◆ TASK ◆
Return every line below as is, leaving out the pictures.

[[ INPUT FOR THIS TASK, beginning ]]

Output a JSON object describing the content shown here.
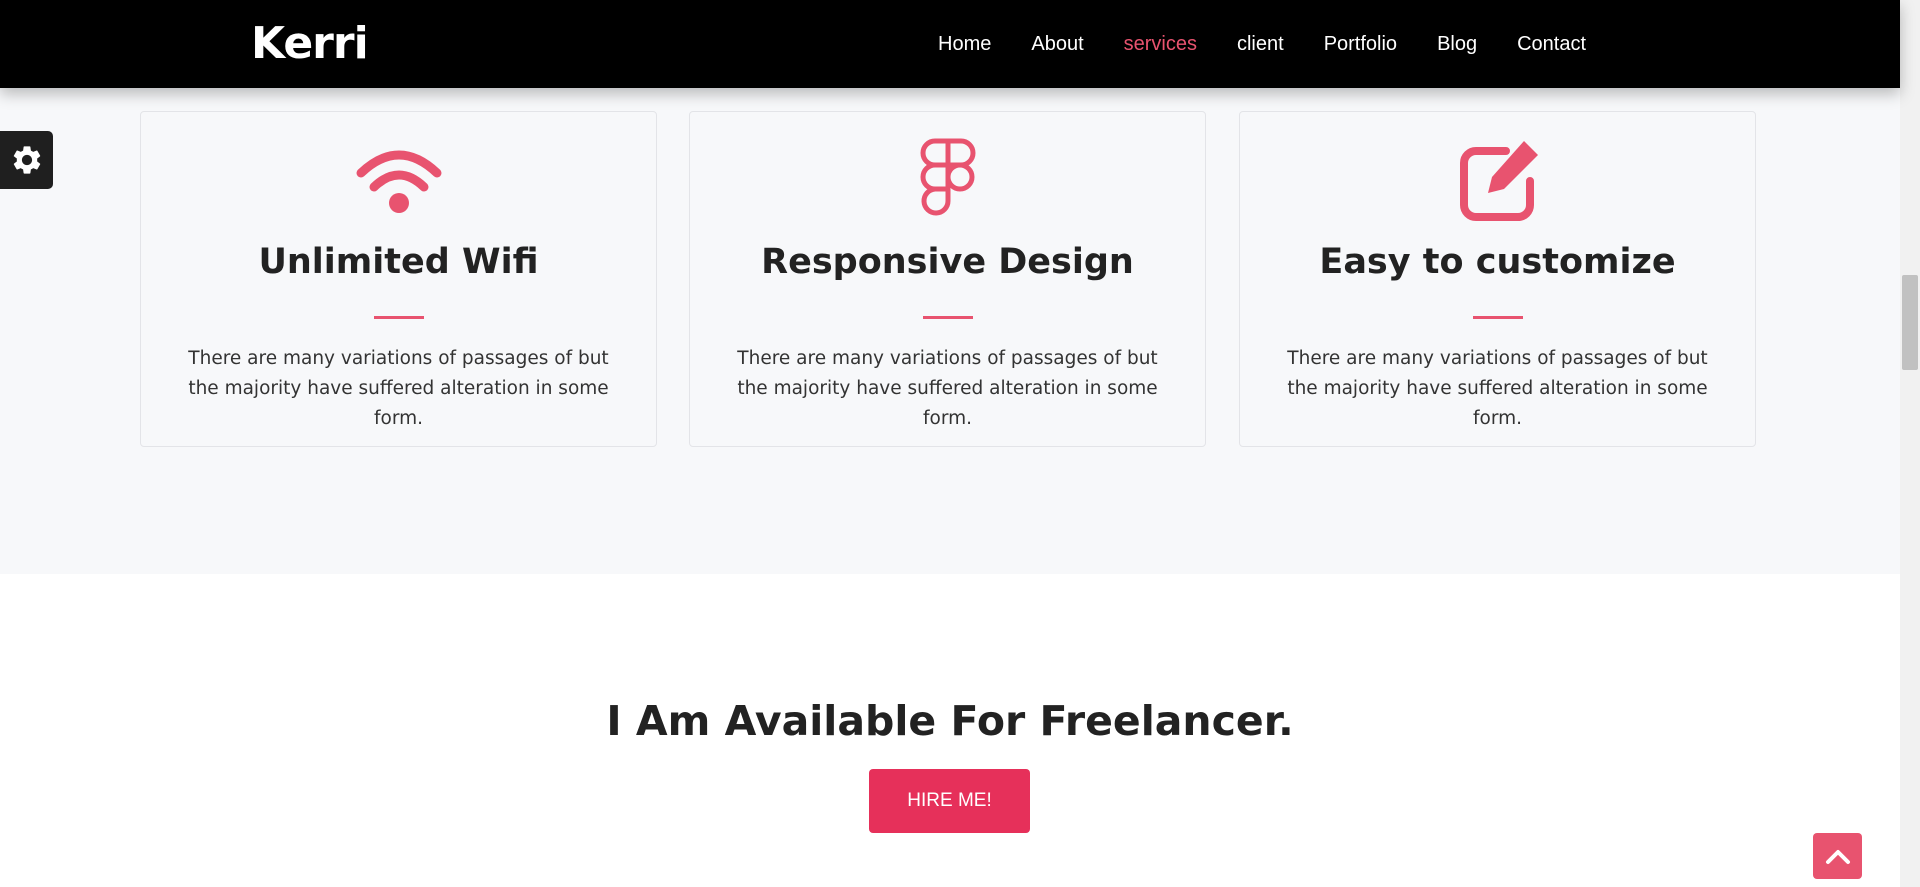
{
  "brand": {
    "logo": "Kerri",
    "accent_color": "#e8536f",
    "button_color": "#e6305a"
  },
  "nav": {
    "items": [
      {
        "label": "Home",
        "active": false
      },
      {
        "label": "About",
        "active": false
      },
      {
        "label": "services",
        "active": true
      },
      {
        "label": "client",
        "active": false
      },
      {
        "label": "Portfolio",
        "active": false
      },
      {
        "label": "Blog",
        "active": false
      },
      {
        "label": "Contact",
        "active": false
      }
    ]
  },
  "services": {
    "cards": [
      {
        "icon": "wifi-icon",
        "title": "Unlimited Wifi",
        "text": "There are many variations of passages of but the majority have suffered alteration in some form."
      },
      {
        "icon": "figma-icon",
        "title": "Responsive Design",
        "text": "There are many variations of passages of but the majority have suffered alteration in some form."
      },
      {
        "icon": "edit-icon",
        "title": "Easy to customize",
        "text": "There are many variations of passages of but the majority have suffered alteration in some form."
      }
    ]
  },
  "settings": {
    "icon": "gear-icon"
  },
  "freelancer": {
    "title": "I Am Available For Freelancer.",
    "button_label": "HIRE ME!"
  },
  "scroll_top": {
    "icon": "chevron-up-icon"
  }
}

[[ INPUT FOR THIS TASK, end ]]

◆ EXERCISE OUTPUT ◆
Output a JSON object describing the content shown here.
{
  "brand": {
    "logo": "Kerri",
    "accent_color": "#e8536f",
    "button_color": "#e6305a"
  },
  "nav": {
    "items": [
      {
        "label": "Home",
        "active": false
      },
      {
        "label": "About",
        "active": false
      },
      {
        "label": "services",
        "active": true
      },
      {
        "label": "client",
        "active": false
      },
      {
        "label": "Portfolio",
        "active": false
      },
      {
        "label": "Blog",
        "active": false
      },
      {
        "label": "Contact",
        "active": false
      }
    ]
  },
  "services": {
    "cards": [
      {
        "icon": "wifi-icon",
        "title": "Unlimited Wifi",
        "text": "There are many variations of passages of but the majority have suffered alteration in some form."
      },
      {
        "icon": "figma-icon",
        "title": "Responsive Design",
        "text": "There are many variations of passages of but the majority have suffered alteration in some form."
      },
      {
        "icon": "edit-icon",
        "title": "Easy to customize",
        "text": "There are many variations of passages of but the majority have suffered alteration in some form."
      }
    ]
  },
  "settings": {
    "icon": "gear-icon"
  },
  "freelancer": {
    "title": "I Am Available For Freelancer.",
    "button_label": "HIRE ME!"
  },
  "scroll_top": {
    "icon": "chevron-up-icon"
  }
}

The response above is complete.